[Task goal]
Exact copies of the records below are needed, free of pictures.

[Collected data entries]

----

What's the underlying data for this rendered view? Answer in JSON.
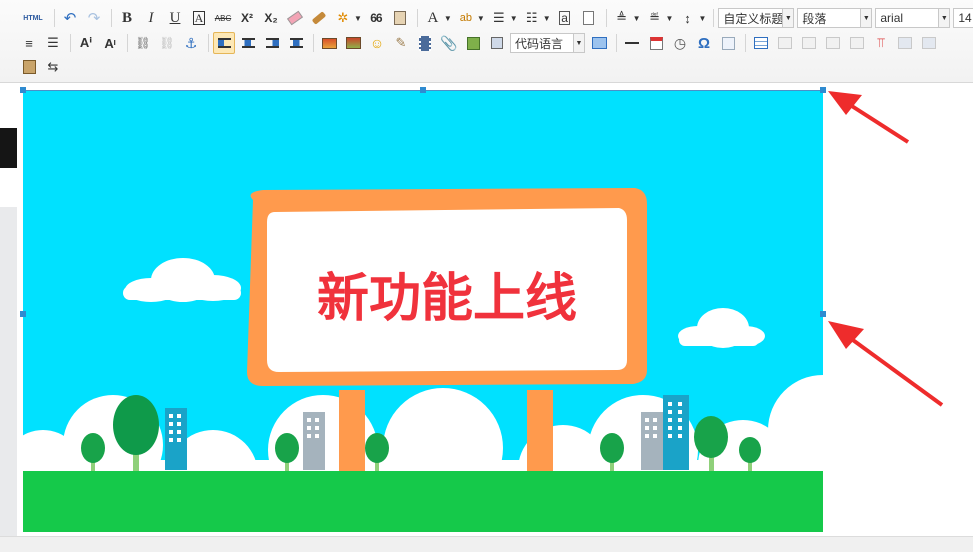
{
  "toolbar": {
    "html_label": "HTML",
    "bold_label": "B",
    "italic_label": "I",
    "underline_label": "U",
    "font_border_label": "A",
    "strike_label": "ABC",
    "superscript_label": "X²",
    "subscript_label": "X₂",
    "quote_label": "66",
    "font_color_label": "A",
    "custom_title_value": "自定义标题",
    "paragraph_value": "段落",
    "font_family_value": "arial",
    "font_size_value": "14",
    "code_language_value": "代码语言",
    "omega_label": "Ω"
  },
  "content": {
    "image_title_text": "新功能上线"
  },
  "colors": {
    "sky": "#00e1ff",
    "ground": "#15c94a",
    "board": "#ff9a4d",
    "title_red": "#f0323c",
    "arrow_red": "#ee2c2c",
    "handle_blue": "#2f8bd0"
  }
}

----

[Your solution]
What's the underlying data for this rendered view? Answer in JSON.
{
  "toolbar": {
    "html_label": "HTML",
    "bold_label": "B",
    "italic_label": "I",
    "underline_label": "U",
    "font_border_label": "A",
    "strike_label": "ABC",
    "superscript_label": "X²",
    "subscript_label": "X₂",
    "quote_label": "66",
    "font_color_label": "A",
    "custom_title_value": "自定义标题",
    "paragraph_value": "段落",
    "font_family_value": "arial",
    "font_size_value": "14",
    "code_language_value": "代码语言",
    "omega_label": "Ω"
  },
  "content": {
    "image_title_text": "新功能上线"
  },
  "colors": {
    "sky": "#00e1ff",
    "ground": "#15c94a",
    "board": "#ff9a4d",
    "title_red": "#f0323c",
    "arrow_red": "#ee2c2c",
    "handle_blue": "#2f8bd0"
  }
}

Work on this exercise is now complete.